As I later found out, my task at the university administration department was to stir up the waters a bit and bring some element of internationalisation into the offices. Haha… I think that everybody coped with my presence and my non-existent Finnish quite well.  All the people that I met in the corridors or offices at the UEF were very kind, helpful and open-minded. And even though all of them were far above me in knowledge and experience, everyone treated me as their equal. The people I worked with were patiently answering all my questions and helped me boost my confidence, which is the best thing anyone can do for you. Continue reading 6 Reasons Why the Erasmus+ Traineeship in Joensuu Was The Best Decision

Experiencing Finland

Another month is over and I am already in the middle of my stay at the UEF. As everyone who has been on an exchange knows, the time flies so quickly because you see, try and experience something new every day. So these are my experiences from my everyday Joensuu life from the past month in brief:

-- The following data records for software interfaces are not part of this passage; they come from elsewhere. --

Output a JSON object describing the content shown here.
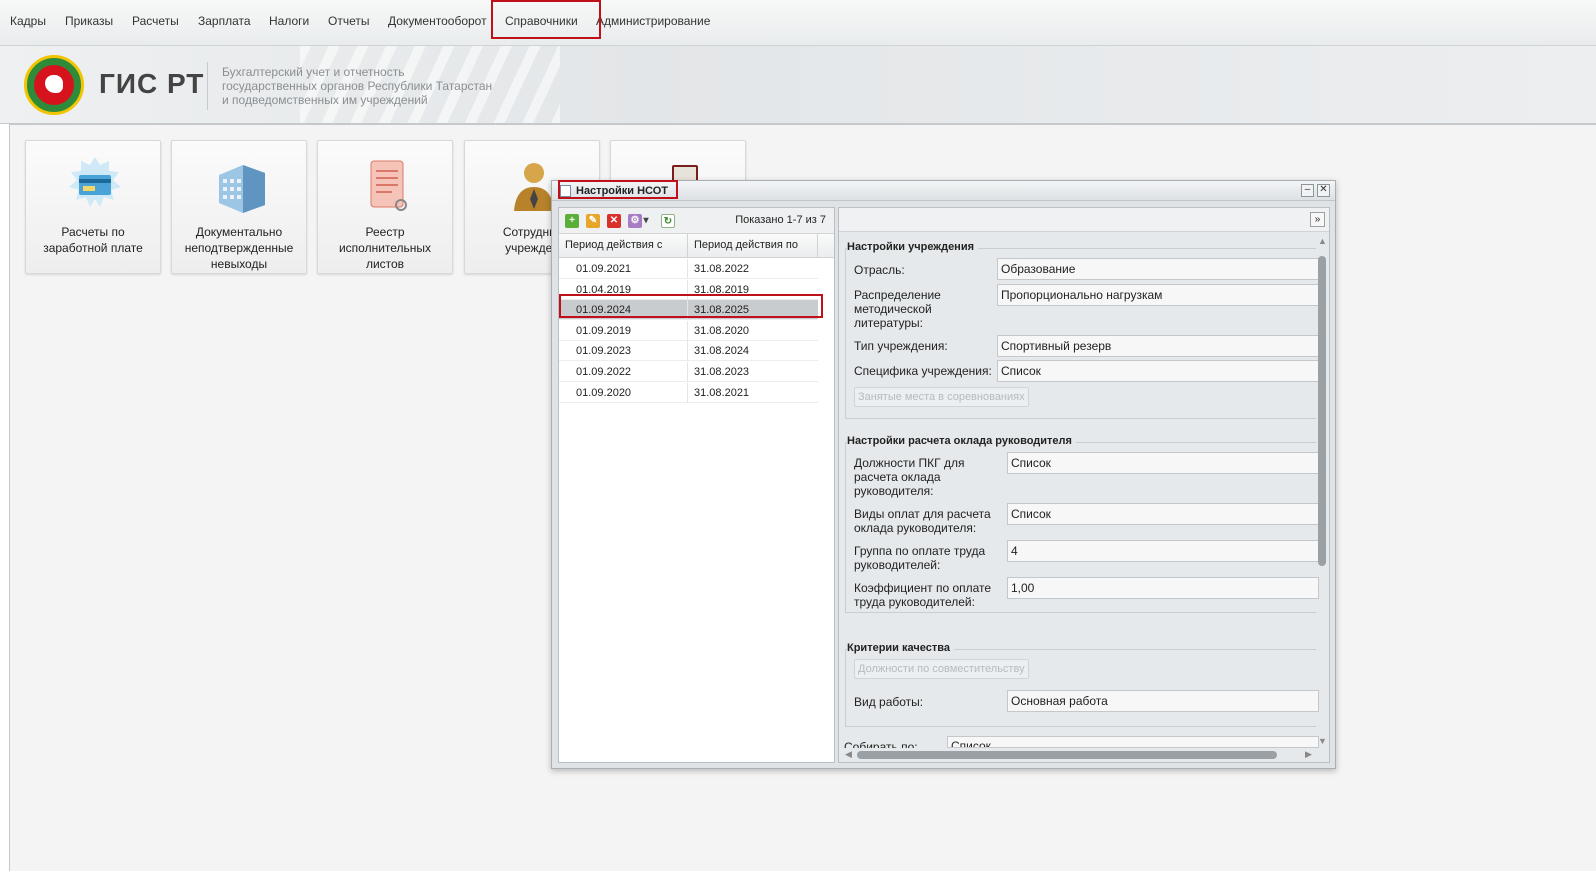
{
  "menu": {
    "items": [
      "Кадры",
      "Приказы",
      "Расчеты",
      "Зарплата",
      "Налоги",
      "Отчеты",
      "Документооборот",
      "Справочники",
      "Администрирование"
    ]
  },
  "header": {
    "brand": "ГИС РТ",
    "desc": [
      "Бухгалтерский учет и отчетность",
      "государственных органов Республики Татарстан",
      "и подведомственных им учреждений"
    ]
  },
  "tiles": [
    {
      "label": "Расчеты по\nзаработной плате",
      "icon": "payroll-card-icon"
    },
    {
      "label": "Документально\nнеподтвержденные\nневыходы",
      "icon": "office-building-icon"
    },
    {
      "label": "Реестр\nисполнительных\nлистов",
      "icon": "scroll-document-icon"
    },
    {
      "label": "Сотрудник\nучрежден",
      "icon": "employee-person-icon"
    },
    {
      "label": "",
      "icon": "book-icon"
    }
  ],
  "dialog": {
    "title": "Настройки НСОТ",
    "shown": "Показано 1-7 из 7",
    "columns": [
      "Период действия с",
      "Период действия по"
    ],
    "rows": [
      [
        "01.09.2021",
        "31.08.2022"
      ],
      [
        "01.04.2019",
        "31.08.2019"
      ],
      [
        "01.09.2024",
        "31.08.2025"
      ],
      [
        "01.09.2019",
        "31.08.2020"
      ],
      [
        "01.09.2023",
        "31.08.2024"
      ],
      [
        "01.09.2022",
        "31.08.2023"
      ],
      [
        "01.09.2020",
        "31.08.2021"
      ]
    ],
    "selected_row": 2,
    "sections": {
      "institution": {
        "title": "Настройки учреждения",
        "industry_label": "Отрасль:",
        "industry_value": "Образование",
        "literature_label": "Распределение\nметодической\nлитературы:",
        "literature_value": "Пропорционально нагрузкам",
        "type_label": "Тип учреждения:",
        "type_value": "Спортивный резерв",
        "specific_label": "Специфика учреждения:",
        "specific_value": "Список",
        "places_button": "Занятые места в соревнованиях"
      },
      "head_salary": {
        "title": "Настройки расчета оклада руководителя",
        "pkg_label": "Должности ПКГ для\nрасчета оклада\nруководителя:",
        "pkg_value": "Список",
        "pay_label": "Виды оплат для расчета\nоклада руководителя:",
        "pay_value": "Список",
        "group_label": "Группа по оплате труда\nруководителей:",
        "group_value": "4",
        "coef_label": "Коэффициент по оплате\nтруда руководителей:",
        "coef_value": "1,00"
      },
      "quality": {
        "title": "Критерии качества",
        "combo_button": "Должности по совместительству",
        "work_label": "Вид работы:",
        "work_value": "Основная работа",
        "collect_label": "Собирать по:",
        "collect_value": "Список"
      }
    }
  },
  "colors": {
    "highlight": "#c0101a",
    "selected_row": "#c9ccce"
  }
}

In Czech we have a saying ‘to buy a hare in a sack’ to express when we unintentionally buy something we did not really want to buy. That is how my first visits to a grocery store in Finland felt like. Or maybe like buying a bag full of Kinder Surprise Eggs. You had never exactly known what was inside those packages until you opened them at home. Thankfully, after two months, grocery shopping is no longer such an adventure.

Another thing, I decided to get a bike so that I would be able to explore Joensuu more. But first, it was necessary to fix a few glitches on the bike. So I went to a repair shop and started to explain what I needed, but the repairman did not speak English. When he found out that I would not be able to express myself that well in Finnish, he pointed to the door and we went out where I tried to show him what the problem was. Alright, everything understood. Then came time to use my limited Finnish vocabulary. He started pointing at the opening hours on the shop door. I figured he meant the repair would take one week. Maanatai? – Joo. Just to be sure. Last thing: money. I could not remember how to say How much? However, thanks to my visit to the North Karelian Museum, I will never forget the word raha (money), so I used this one instead. For the non-Finnish readers of this blog – the word raha originally meant the fur of squirrel, which served as a payment instrument in Finland in the remote past. Anyway, the repairman stated the sum and our deal was concluded with a small ‘discussion’ on whether the mentioned price is for the repair of one wheel (yksi pyörä) or one bike (yksi pyörä). Continue reading Experiencing Finland

Working at the UEF

The phrase On the Move sums up quite well my university studies. During those five years, I enjoyed studying at the University of Ostrava, Czech Republic, and I am thankful that I was also able to discover other places and use every opportunity to travel and study abroad. Nearing the end of my studies, I thought it would be good to experience what it is like to work abroad, too. And what a better country in which to do this than Finland, right?

So it happened that one late January afternoon I landed in Joensuu (a town whose name was not familiar even to my friends who had spent some time in Finland in the past) and moved to a house which is not typically Finnish according to my flatmates. To me it looks Finnish enough – there is a lot of wood, a sauna and Moomin towel in the bathroom.

The first weekend in Joensuu, I decided to attend an event called Surviving winter in Finland organised by a local organisation for international students. Luckily, I came to Finland after the (for me) unimaginable period of -30˚, but some surviving tips could still come in handy. The event also included a truly Finnish experience – a sauna and swimming in a lake. After a few attempts I ended up in the icy water, something nobody who knows me and my sensitivity to cold well could believe. The reactions of international students to this experience in turn provided entertainment for the Finns present, so everybody had fun. And fortunately, I did not get pneumonia before my work placement even begun, so it counts as a success. Continue reading Working at the UEF